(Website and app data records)
▼▼▼

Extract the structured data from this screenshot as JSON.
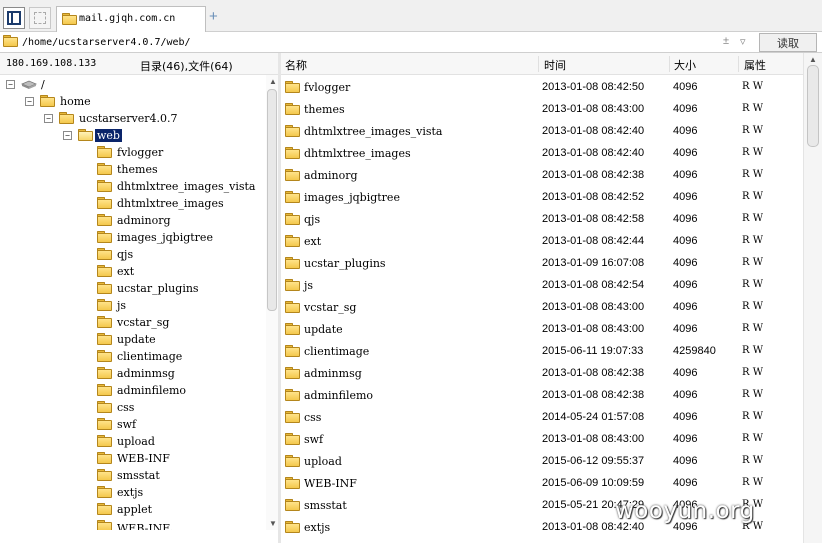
{
  "tab": {
    "label": "mail.gjqh.com.cn",
    "add_label": "+"
  },
  "address": {
    "path": "/home/ucstarserver4.0.7/web/",
    "plus_label": "±",
    "down_label": "▿",
    "read_label": "读取"
  },
  "left_header": {
    "ip": "180.169.108.133",
    "counts": "目录(46),文件(64)"
  },
  "tree": {
    "root": "/",
    "home": "home",
    "server": "ucstarserver4.0.7",
    "web": "web",
    "children": [
      "fvlogger",
      "themes",
      "dhtmlxtree_images_vista",
      "dhtmlxtree_images",
      "adminorg",
      "images_jqbigtree",
      "qjs",
      "ext",
      "ucstar_plugins",
      "js",
      "vcstar_sg",
      "update",
      "clientimage",
      "adminmsg",
      "adminfilemo",
      "css",
      "swf",
      "upload",
      "WEB-INF",
      "smsstat",
      "extjs",
      "applet",
      "WEB-INF、"
    ]
  },
  "columns": {
    "name": "名称",
    "time": "时间",
    "size": "大小",
    "attr": "属性"
  },
  "rows": [
    {
      "name": "fvlogger",
      "time": "2013-01-08 08:42:50",
      "size": "4096",
      "attr": "R W"
    },
    {
      "name": "themes",
      "time": "2013-01-08 08:43:00",
      "size": "4096",
      "attr": "R W"
    },
    {
      "name": "dhtmlxtree_images_vista",
      "time": "2013-01-08 08:42:40",
      "size": "4096",
      "attr": "R W"
    },
    {
      "name": "dhtmlxtree_images",
      "time": "2013-01-08 08:42:40",
      "size": "4096",
      "attr": "R W"
    },
    {
      "name": "adminorg",
      "time": "2013-01-08 08:42:38",
      "size": "4096",
      "attr": "R W"
    },
    {
      "name": "images_jqbigtree",
      "time": "2013-01-08 08:42:52",
      "size": "4096",
      "attr": "R W"
    },
    {
      "name": "qjs",
      "time": "2013-01-08 08:42:58",
      "size": "4096",
      "attr": "R W"
    },
    {
      "name": "ext",
      "time": "2013-01-08 08:42:44",
      "size": "4096",
      "attr": "R W"
    },
    {
      "name": "ucstar_plugins",
      "time": "2013-01-09 16:07:08",
      "size": "4096",
      "attr": "R W"
    },
    {
      "name": "js",
      "time": "2013-01-08 08:42:54",
      "size": "4096",
      "attr": "R W"
    },
    {
      "name": "vcstar_sg",
      "time": "2013-01-08 08:43:00",
      "size": "4096",
      "attr": "R W"
    },
    {
      "name": "update",
      "time": "2013-01-08 08:43:00",
      "size": "4096",
      "attr": "R W"
    },
    {
      "name": "clientimage",
      "time": "2015-06-11 19:07:33",
      "size": "4259840",
      "attr": "R W"
    },
    {
      "name": "adminmsg",
      "time": "2013-01-08 08:42:38",
      "size": "4096",
      "attr": "R W"
    },
    {
      "name": "adminfilemo",
      "time": "2013-01-08 08:42:38",
      "size": "4096",
      "attr": "R W"
    },
    {
      "name": "css",
      "time": "2014-05-24 01:57:08",
      "size": "4096",
      "attr": "R W"
    },
    {
      "name": "swf",
      "time": "2013-01-08 08:43:00",
      "size": "4096",
      "attr": "R W"
    },
    {
      "name": "upload",
      "time": "2015-06-12 09:55:37",
      "size": "4096",
      "attr": "R W"
    },
    {
      "name": "WEB-INF",
      "time": "2015-06-09 10:09:59",
      "size": "4096",
      "attr": "R W"
    },
    {
      "name": "smsstat",
      "time": "2015-05-21 20:47:29",
      "size": "4096",
      "attr": "R W"
    },
    {
      "name": "extjs",
      "time": "2013-01-08 08:42:40",
      "size": "4096",
      "attr": "R W"
    }
  ],
  "watermark": "wooyun.org"
}
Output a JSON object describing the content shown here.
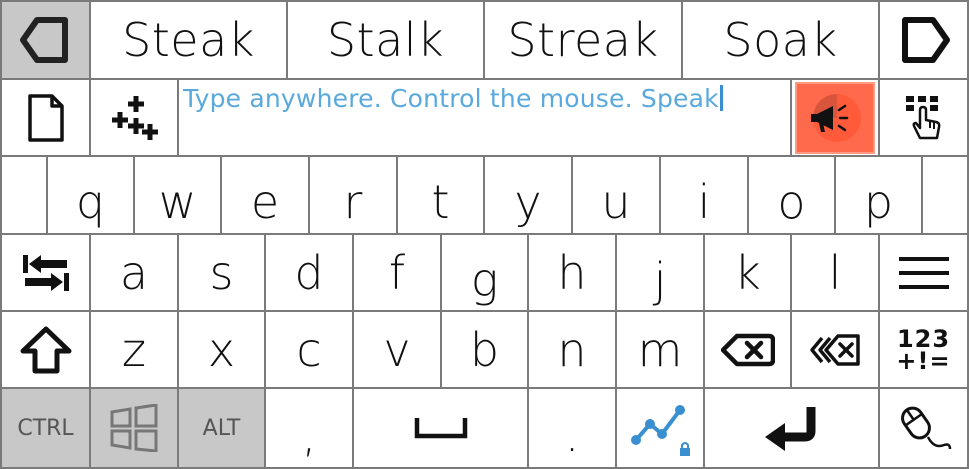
{
  "suggestions": [
    "Steak",
    "Stalk",
    "Streak",
    "Soak"
  ],
  "input": {
    "placeholder": "Type anywhere. Control the mouse. Speak"
  },
  "rows": {
    "row1": [
      "q",
      "w",
      "e",
      "r",
      "t",
      "y",
      "u",
      "i",
      "o",
      "p"
    ],
    "row2": [
      "a",
      "s",
      "d",
      "f",
      "g",
      "h",
      "j",
      "k",
      "l"
    ],
    "row3": [
      "z",
      "x",
      "c",
      "v",
      "b",
      "n",
      "m"
    ]
  },
  "modifiers": {
    "ctrl": "CTRL",
    "alt": "ALT",
    "comma": ",",
    "period": "."
  },
  "numbers_key": {
    "top": "123",
    "bottom": "+!="
  },
  "icons": {
    "back": "back-arrow-icon",
    "forward": "forward-arrow-icon",
    "document": "document-icon",
    "add": "add-sparkle-icon",
    "speak": "megaphone-icon",
    "keypad": "keypad-touch-icon",
    "tab": "tab-arrows-icon",
    "menu": "hamburger-menu-icon",
    "shift": "shift-arrow-icon",
    "backspace": "backspace-icon",
    "delete_word": "delete-word-icon",
    "windows": "windows-logo-icon",
    "space": "space-bar-icon",
    "swipe": "swipe-path-icon",
    "enter": "enter-arrow-icon",
    "mouse": "mouse-icon"
  },
  "colors": {
    "accent": "#5aa9dd",
    "speak": "#ff6a4d",
    "swipe": "#3a8fd1",
    "gray_key": "#c8c8c8"
  }
}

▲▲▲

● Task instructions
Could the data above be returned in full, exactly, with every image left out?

● Output
Extract the structured data from this screenshot as JSON.
{
  "tab": {
    "label": "mail.gjqh.com.cn",
    "add_label": "+"
  },
  "address": {
    "path": "/home/ucstarserver4.0.7/web/",
    "plus_label": "±",
    "down_label": "▿",
    "read_label": "读取"
  },
  "left_header": {
    "ip": "180.169.108.133",
    "counts": "目录(46),文件(64)"
  },
  "tree": {
    "root": "/",
    "home": "home",
    "server": "ucstarserver4.0.7",
    "web": "web",
    "children": [
      "fvlogger",
      "themes",
      "dhtmlxtree_images_vista",
      "dhtmlxtree_images",
      "adminorg",
      "images_jqbigtree",
      "qjs",
      "ext",
      "ucstar_plugins",
      "js",
      "vcstar_sg",
      "update",
      "clientimage",
      "adminmsg",
      "adminfilemo",
      "css",
      "swf",
      "upload",
      "WEB-INF",
      "smsstat",
      "extjs",
      "applet",
      "WEB-INF、"
    ]
  },
  "columns": {
    "name": "名称",
    "time": "时间",
    "size": "大小",
    "attr": "属性"
  },
  "rows": [
    {
      "name": "fvlogger",
      "time": "2013-01-08 08:42:50",
      "size": "4096",
      "attr": "R W"
    },
    {
      "name": "themes",
      "time": "2013-01-08 08:43:00",
      "size": "4096",
      "attr": "R W"
    },
    {
      "name": "dhtmlxtree_images_vista",
      "time": "2013-01-08 08:42:40",
      "size": "4096",
      "attr": "R W"
    },
    {
      "name": "dhtmlxtree_images",
      "time": "2013-01-08 08:42:40",
      "size": "4096",
      "attr": "R W"
    },
    {
      "name": "adminorg",
      "time": "2013-01-08 08:42:38",
      "size": "4096",
      "attr": "R W"
    },
    {
      "name": "images_jqbigtree",
      "time": "2013-01-08 08:42:52",
      "size": "4096",
      "attr": "R W"
    },
    {
      "name": "qjs",
      "time": "2013-01-08 08:42:58",
      "size": "4096",
      "attr": "R W"
    },
    {
      "name": "ext",
      "time": "2013-01-08 08:42:44",
      "size": "4096",
      "attr": "R W"
    },
    {
      "name": "ucstar_plugins",
      "time": "2013-01-09 16:07:08",
      "size": "4096",
      "attr": "R W"
    },
    {
      "name": "js",
      "time": "2013-01-08 08:42:54",
      "size": "4096",
      "attr": "R W"
    },
    {
      "name": "vcstar_sg",
      "time": "2013-01-08 08:43:00",
      "size": "4096",
      "attr": "R W"
    },
    {
      "name": "update",
      "time": "2013-01-08 08:43:00",
      "size": "4096",
      "attr": "R W"
    },
    {
      "name": "clientimage",
      "time": "2015-06-11 19:07:33",
      "size": "4259840",
      "attr": "R W"
    },
    {
      "name": "adminmsg",
      "time": "2013-01-08 08:42:38",
      "size": "4096",
      "attr": "R W"
    },
    {
      "name": "adminfilemo",
      "time": "2013-01-08 08:42:38",
      "size": "4096",
      "attr": "R W"
    },
    {
      "name": "css",
      "time": "2014-05-24 01:57:08",
      "size": "4096",
      "attr": "R W"
    },
    {
      "name": "swf",
      "time": "2013-01-08 08:43:00",
      "size": "4096",
      "attr": "R W"
    },
    {
      "name": "upload",
      "time": "2015-06-12 09:55:37",
      "size": "4096",
      "attr": "R W"
    },
    {
      "name": "WEB-INF",
      "time": "2015-06-09 10:09:59",
      "size": "4096",
      "attr": "R W"
    },
    {
      "name": "smsstat",
      "time": "2015-05-21 20:47:29",
      "size": "4096",
      "attr": "R W"
    },
    {
      "name": "extjs",
      "time": "2013-01-08 08:42:40",
      "size": "4096",
      "attr": "R W"
    }
  ],
  "watermark": "wooyun.org"
}
Output a JSON object describing the content shown here.
{
  "suggestions": [
    "Steak",
    "Stalk",
    "Streak",
    "Soak"
  ],
  "input": {
    "placeholder": "Type anywhere. Control the mouse. Speak"
  },
  "rows": {
    "row1": [
      "q",
      "w",
      "e",
      "r",
      "t",
      "y",
      "u",
      "i",
      "o",
      "p"
    ],
    "row2": [
      "a",
      "s",
      "d",
      "f",
      "g",
      "h",
      "j",
      "k",
      "l"
    ],
    "row3": [
      "z",
      "x",
      "c",
      "v",
      "b",
      "n",
      "m"
    ]
  },
  "modifiers": {
    "ctrl": "CTRL",
    "alt": "ALT",
    "comma": ",",
    "period": "."
  },
  "numbers_key": {
    "top": "123",
    "bottom": "+!="
  },
  "icons": {
    "back": "back-arrow-icon",
    "forward": "forward-arrow-icon",
    "document": "document-icon",
    "add": "add-sparkle-icon",
    "speak": "megaphone-icon",
    "keypad": "keypad-touch-icon",
    "tab": "tab-arrows-icon",
    "menu": "hamburger-menu-icon",
    "shift": "shift-arrow-icon",
    "backspace": "backspace-icon",
    "delete_word": "delete-word-icon",
    "windows": "windows-logo-icon",
    "space": "space-bar-icon",
    "swipe": "swipe-path-icon",
    "enter": "enter-arrow-icon",
    "mouse": "mouse-icon"
  },
  "colors": {
    "accent": "#5aa9dd",
    "speak": "#ff6a4d",
    "swipe": "#3a8fd1",
    "gray_key": "#c8c8c8"
  }
}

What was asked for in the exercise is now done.